Ah, well. The other thing I have learned is that writers' backgrounds vary as widely as their types of writing. For example, I write relatively cozy mystery fiction now, but I began as an essayist and article writer as well as a news reporter. (And, in truth, much news reporting is touched with fiction if only in the choice of stories covered and the manner in which they are told.) But, non-typically I think I had no interest in writing for paid publication until, as a senior adult, I discovered the Arkansas Ozarks. Being there interested me so much that, every day I woke up with a story to tell. At first it was all non-fiction, but then I began writing fiction set in real Ozarks locations.

Over and over I have heard writers talk about an interest in writing beginning something like this: "I wrote my first story when I was six, and . . . .  I also hear them say, over and over, "I create the locations for my fiction so I can put every activity in the type of place where I want it to occur. That way I have no problems with people saying 'Oh, that river isn't in XXXXX town.' "

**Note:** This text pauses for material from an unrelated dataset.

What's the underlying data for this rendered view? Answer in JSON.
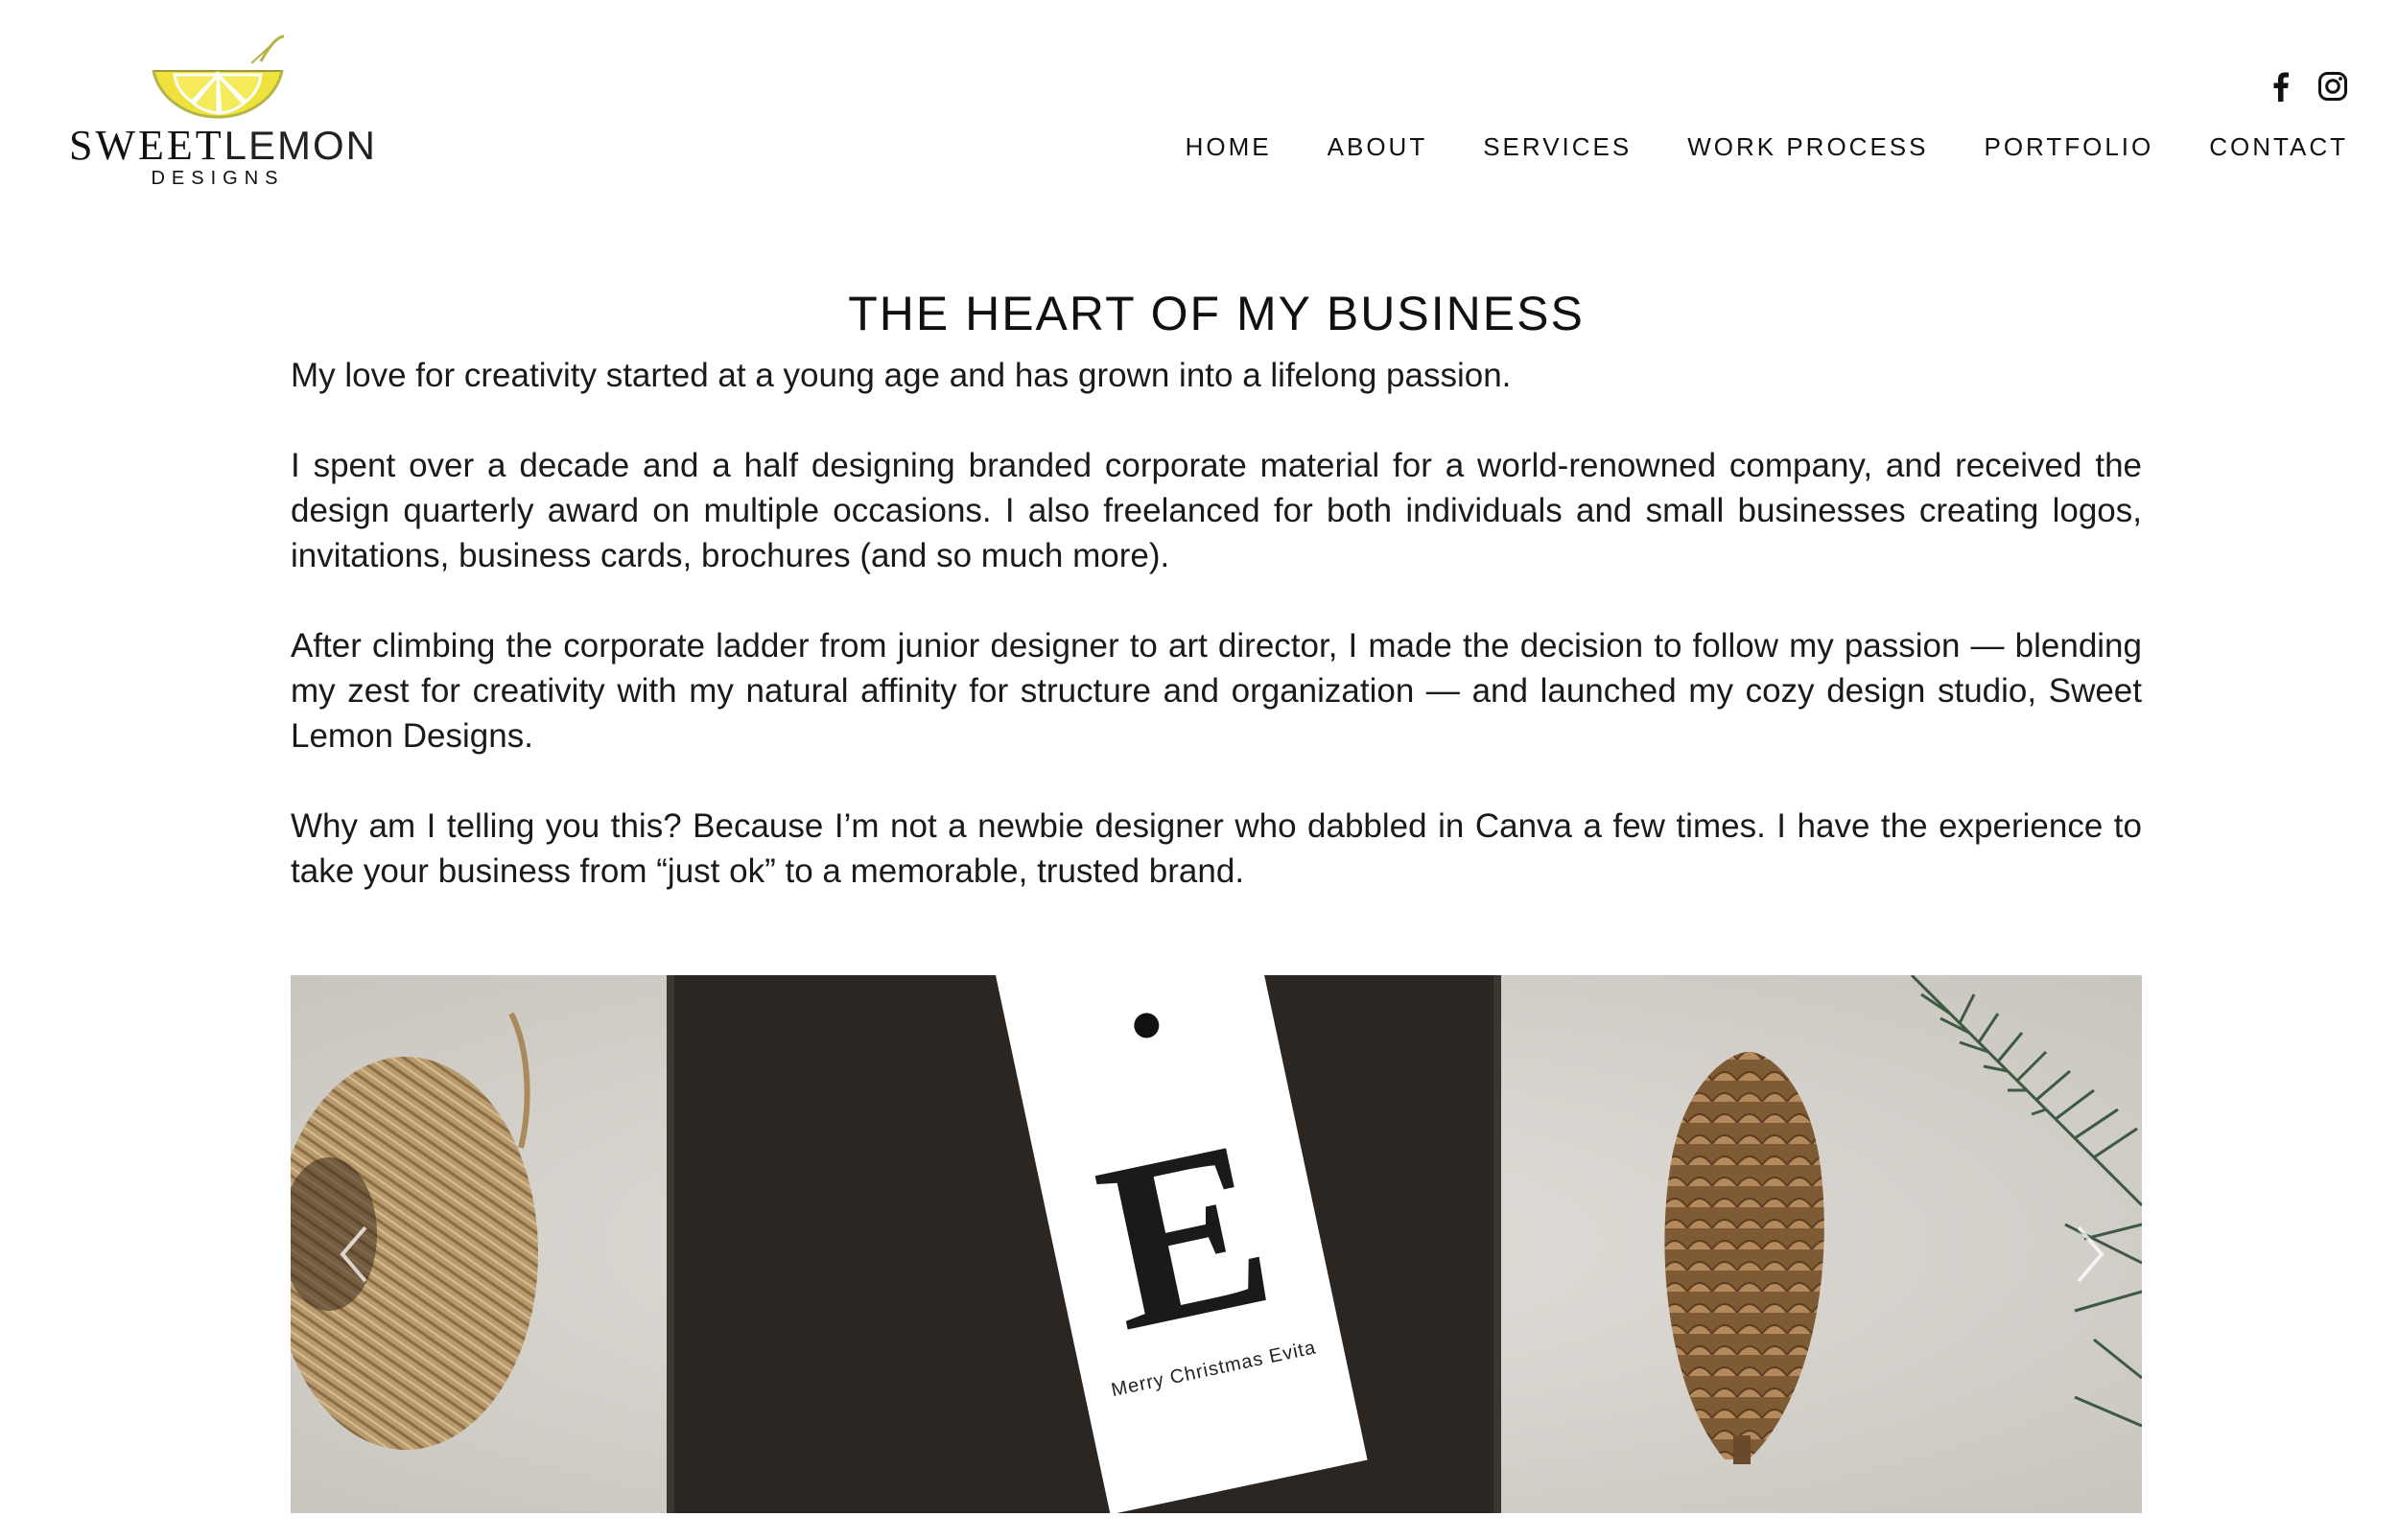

And here I am, beginning fiction writing later in life, and choosing to set stories in real locations, all of them popular with tourists and Arkansans and described accurately down to the last doorknob and wildflower. (Want a visit to Arkansas's Buffalo National River, or the War Eagle Mill with its yearly craft fairs?  Read A River to Die For or A Fair to Die For. ) Yes, real locations take quite a bit of on-site research but I said that my chosen locations are popular with tourists and Arkansans. And, with my husband and me!

So--what's your personal story as a writer or reader?  All your stories are unique. Now, isn't that interesting?